Horse gene test goes Down Under
Equinome, the company behind the 'speed gene' test for thoroughbred racehorses, is to open an office in Australia to cater for growing demand in the Asia-Pacific region.
The genomic test is used to predict whether a racehorse will be best suited to short, sprint-type races or longer, stamina-type races.
The UCD spin-out company was set up in 2009 by UCD genomics scientist Dr Emmeline Hill and renowned racehorse trainer and breeder Jim Bolger.
In recent months, major Australian stallion farms Widden Stud and Swettenham Stud have begun to market their stallions with their results from Equinome's genetic tests.
Managing director Donal Ryan said rapid growth in the Asia-Pacific region meant it was necessary to establish a permanent base there.
"Australia and New Zealand are world leaders in the bloodstock industry and home to many of the world's finest thoroughbred racehorses, and we look forward to continuing to work closely with many of the top breeding and training operations here while expanding our regional presence," he said.
Australian Hall of Fame trainer David Hayes said the substantial scientific research upon which Equinome's tests were developed translated into what he saw himself on the track.
"We at Lindsay Park Racing now recommend to all of our owners that they use Equinome's tests to assist in maximising the potential of their racehorse."

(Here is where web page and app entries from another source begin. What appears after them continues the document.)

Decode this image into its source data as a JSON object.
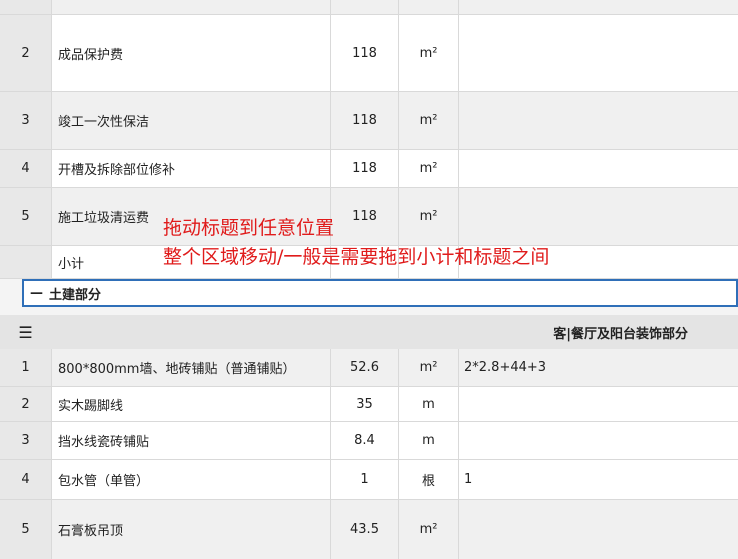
{
  "section1": {
    "rows": [
      {
        "num": "2",
        "name": "成品保护费",
        "qty": "118",
        "unit": "m²",
        "note": ""
      },
      {
        "num": "3",
        "name": "竣工一次性保洁",
        "qty": "118",
        "unit": "m²",
        "note": ""
      },
      {
        "num": "4",
        "name": "开槽及拆除部位修补",
        "qty": "118",
        "unit": "m²",
        "note": ""
      },
      {
        "num": "5",
        "name": "施工垃圾清运费",
        "qty": "118",
        "unit": "m²",
        "note": ""
      }
    ],
    "subtotal_label": "小计"
  },
  "drag_section": {
    "collapse_icon": "—",
    "label": "土建部分"
  },
  "group_header": {
    "menu_icon": "☰",
    "title": "客|餐厅及阳台装饰部分"
  },
  "section2": {
    "rows": [
      {
        "num": "1",
        "name": "800*800mm墙、地砖铺贴（普通铺贴）",
        "qty": "52.6",
        "unit": "m²",
        "note": "2*2.8+44+3"
      },
      {
        "num": "2",
        "name": "实木踢脚线",
        "qty": "35",
        "unit": "m",
        "note": ""
      },
      {
        "num": "3",
        "name": "挡水线瓷砖铺贴",
        "qty": "8.4",
        "unit": "m",
        "note": ""
      },
      {
        "num": "4",
        "name": "包水管（单管）",
        "qty": "1",
        "unit": "根",
        "note": "1"
      },
      {
        "num": "5",
        "name": "石膏板吊顶",
        "qty": "43.5",
        "unit": "m²",
        "note": ""
      }
    ]
  },
  "annotation": {
    "line1": "拖动标题到任意位置",
    "line2": "整个区域移动/一般是需要拖到小计和标题之间"
  },
  "colors": {
    "annotation": "#e01b1b",
    "selection_border": "#2f6fb8"
  }
}
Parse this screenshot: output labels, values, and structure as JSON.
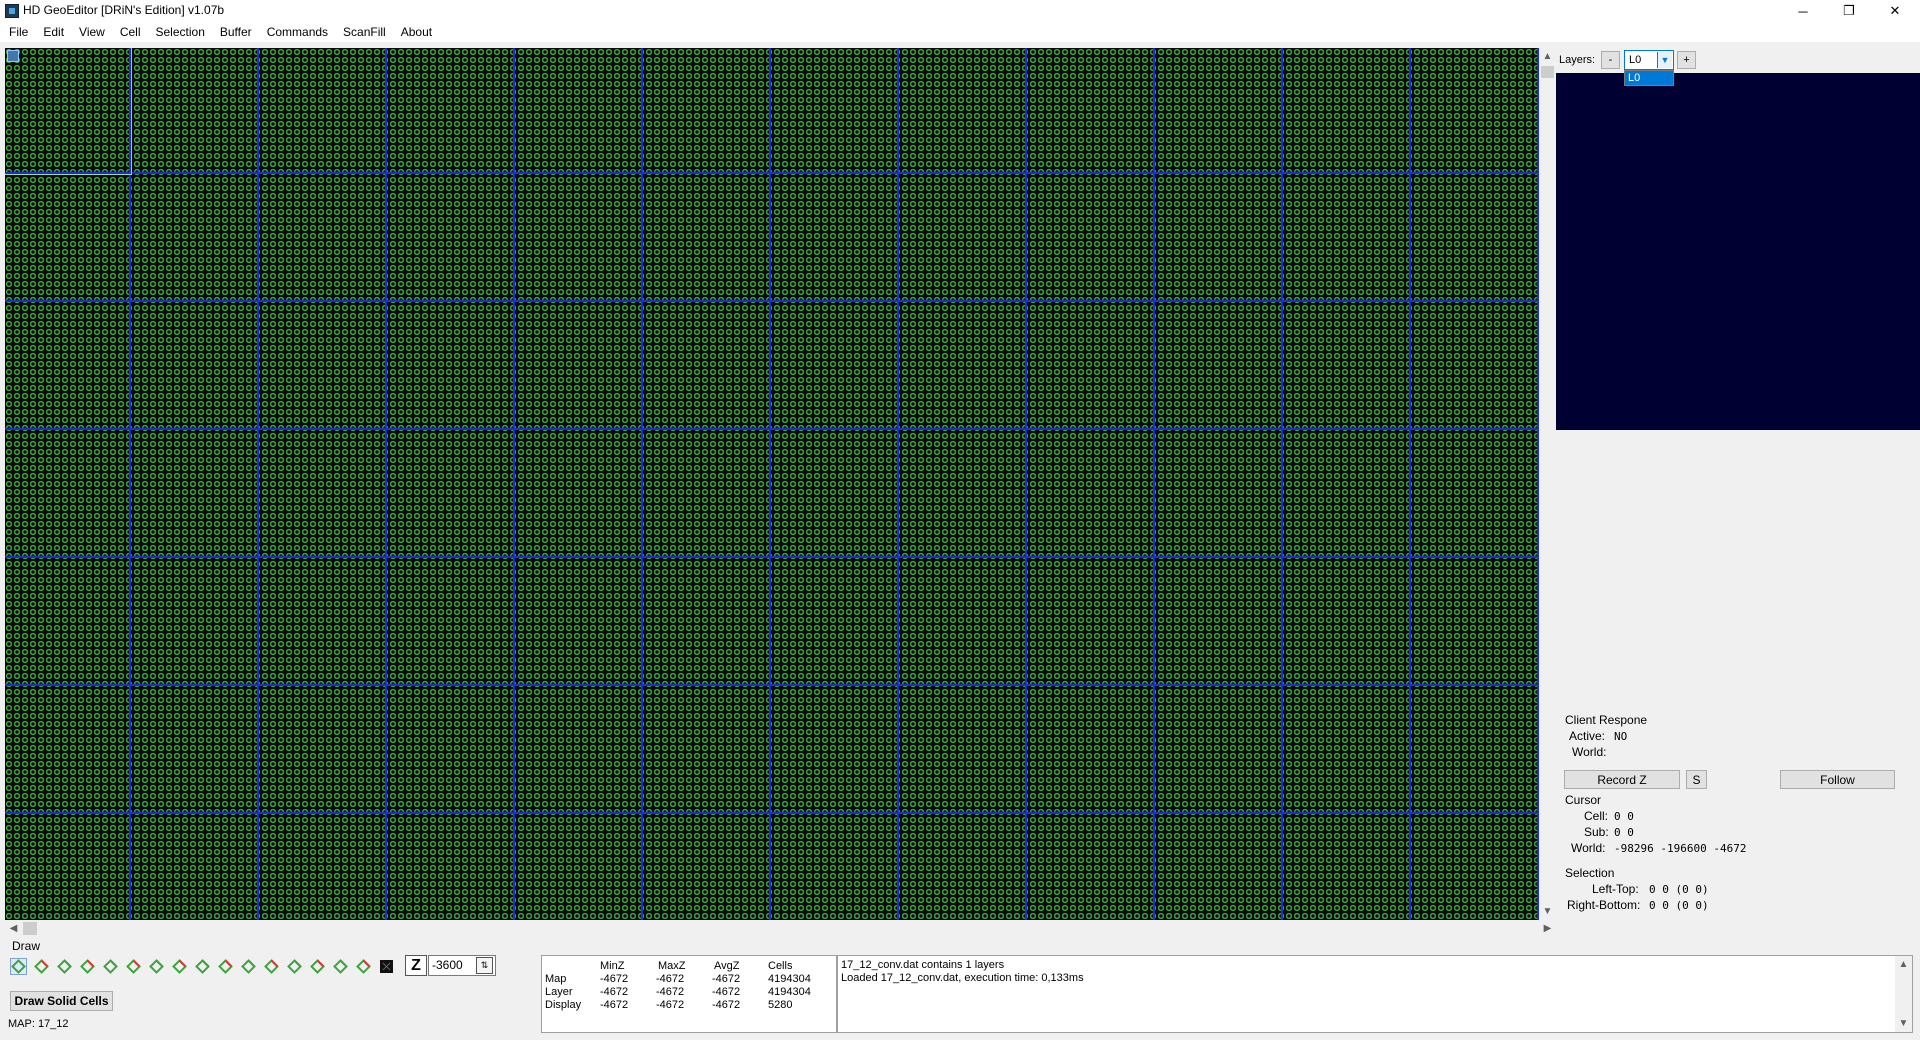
{
  "window": {
    "title": "HD GeoEditor [DRiN's Edition] v1.07b",
    "controls": {
      "minimize": "─",
      "restore": "❐",
      "close": "✕"
    }
  },
  "menu": [
    "File",
    "Edit",
    "View",
    "Cell",
    "Selection",
    "Buffer",
    "Commands",
    "ScanFill",
    "About"
  ],
  "colors": {
    "map_background": "#0d0d0d",
    "cell_ring": "#3fa33f",
    "grid_line": "#1a2fcf",
    "minimap_background": "#000033",
    "selection_highlight": "#0078d7"
  },
  "layers": {
    "label": "Layers:",
    "remove_label": "-",
    "add_label": "+",
    "selected": "L0",
    "options": [
      "L0"
    ]
  },
  "client_response": {
    "heading": "Client Respone",
    "active_label": "Active:",
    "active_value": "NO",
    "world_label": "World:",
    "world_value": ""
  },
  "buttons": {
    "record_z": "Record Z",
    "s": "S",
    "follow": "Follow",
    "draw_solid": "Draw Solid Cells"
  },
  "cursor": {
    "heading": "Cursor",
    "cell_label": "Cell:",
    "cell_value": "0 0",
    "sub_label": "Sub:",
    "sub_value": "0 0",
    "world_label": "World:",
    "world_value": "-98296 -196600 -4672"
  },
  "selection": {
    "heading": "Selection",
    "left_top_label": "Left-Top:",
    "left_top_value": "0 0  (0 0)",
    "right_bottom_label": "Right-Bottom:",
    "right_bottom_value": "0 0  (0 0)"
  },
  "draw": {
    "label": "Draw",
    "tool_icons": [
      "cell-full-icon",
      "cell-ne-icon",
      "cell-n-icon",
      "cell-nw-icon",
      "cell-e-icon",
      "cell-w-icon",
      "cell-s-icon",
      "cell-se-icon",
      "cell-sw-icon",
      "cell-ne-only-icon",
      "cell-nw-only-icon",
      "cell-se-only-icon",
      "cell-sw-only-icon",
      "cell-nsew-icon",
      "cell-ns-icon",
      "cell-ew-icon",
      "cell-empty-icon"
    ],
    "z_label": "Z",
    "z_value": "-3600"
  },
  "stats": {
    "headers": [
      "MinZ",
      "MaxZ",
      "AvgZ",
      "Cells"
    ],
    "rows": [
      {
        "label": "Map",
        "values": [
          "-4672",
          "-4672",
          "-4672",
          "4194304"
        ]
      },
      {
        "label": "Layer",
        "values": [
          "-4672",
          "-4672",
          "-4672",
          "4194304"
        ]
      },
      {
        "label": "Display",
        "values": [
          "-4672",
          "-4672",
          "-4672",
          "5280"
        ]
      }
    ]
  },
  "log": [
    "17_12_conv.dat contains 1 layers",
    "Loaded 17_12_conv.dat, execution time: 0,133ms"
  ],
  "status": {
    "map": "MAP: 17_12"
  }
}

Commenting on Equinome's announcement, Professor Peter Clinch, UCD Vice-President for Innovation said the success of Equinome demonstrated the quality and international reach of start-up companies emerging from University College Dublin.
Equinome researchers, in collaboration with UCD researchers, have published more scientific papers on thoroughbred exercise genomics than any other research group worldwide.
Through its associations with top-class breeders and trainers, Equinome has access to large numbers of elite horses at various stages of training and competition that provide subjects for its on-going research programme to identify and characterise the molecular genetic variants underlying key performance and health traits in the thoroughbred.